__What is expected__.
Look through the entries that follow and return each line that has the string "Word".

__Given data__.
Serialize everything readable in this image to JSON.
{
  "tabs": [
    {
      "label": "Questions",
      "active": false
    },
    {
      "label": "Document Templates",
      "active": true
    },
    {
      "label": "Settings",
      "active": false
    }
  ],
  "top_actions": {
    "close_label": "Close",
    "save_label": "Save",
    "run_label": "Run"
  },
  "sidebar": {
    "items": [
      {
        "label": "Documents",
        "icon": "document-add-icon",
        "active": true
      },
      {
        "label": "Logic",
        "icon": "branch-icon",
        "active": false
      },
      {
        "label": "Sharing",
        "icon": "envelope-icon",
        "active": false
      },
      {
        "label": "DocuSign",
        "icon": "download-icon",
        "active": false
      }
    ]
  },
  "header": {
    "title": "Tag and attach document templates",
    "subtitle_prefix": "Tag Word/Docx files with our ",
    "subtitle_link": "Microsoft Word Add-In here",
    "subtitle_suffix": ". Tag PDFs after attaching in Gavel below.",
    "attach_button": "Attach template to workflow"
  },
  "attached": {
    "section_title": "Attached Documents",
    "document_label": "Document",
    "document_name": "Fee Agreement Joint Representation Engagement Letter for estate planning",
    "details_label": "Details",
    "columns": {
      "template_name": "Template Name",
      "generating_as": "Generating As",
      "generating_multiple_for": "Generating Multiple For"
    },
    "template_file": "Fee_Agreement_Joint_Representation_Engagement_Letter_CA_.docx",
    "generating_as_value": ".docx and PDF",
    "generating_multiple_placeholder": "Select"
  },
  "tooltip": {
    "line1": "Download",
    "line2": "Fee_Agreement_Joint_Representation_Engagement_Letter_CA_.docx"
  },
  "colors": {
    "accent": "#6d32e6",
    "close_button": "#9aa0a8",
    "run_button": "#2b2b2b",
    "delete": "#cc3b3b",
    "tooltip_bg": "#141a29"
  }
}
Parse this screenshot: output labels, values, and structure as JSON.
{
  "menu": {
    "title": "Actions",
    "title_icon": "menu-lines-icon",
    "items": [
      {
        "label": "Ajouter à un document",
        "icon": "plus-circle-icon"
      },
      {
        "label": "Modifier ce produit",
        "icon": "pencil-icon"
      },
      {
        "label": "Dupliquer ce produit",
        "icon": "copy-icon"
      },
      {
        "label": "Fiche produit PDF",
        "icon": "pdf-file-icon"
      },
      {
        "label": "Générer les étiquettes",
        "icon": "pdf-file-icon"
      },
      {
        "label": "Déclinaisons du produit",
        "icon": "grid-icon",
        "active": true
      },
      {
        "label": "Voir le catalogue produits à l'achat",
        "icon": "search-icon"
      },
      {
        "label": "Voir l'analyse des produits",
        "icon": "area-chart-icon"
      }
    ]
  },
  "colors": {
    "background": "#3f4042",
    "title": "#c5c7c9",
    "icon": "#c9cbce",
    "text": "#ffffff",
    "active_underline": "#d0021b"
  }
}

__Response__.
    "subtitle_prefix": "Tag Word/Docx files with our ",
    "subtitle_link": "Microsoft Word Add-In here",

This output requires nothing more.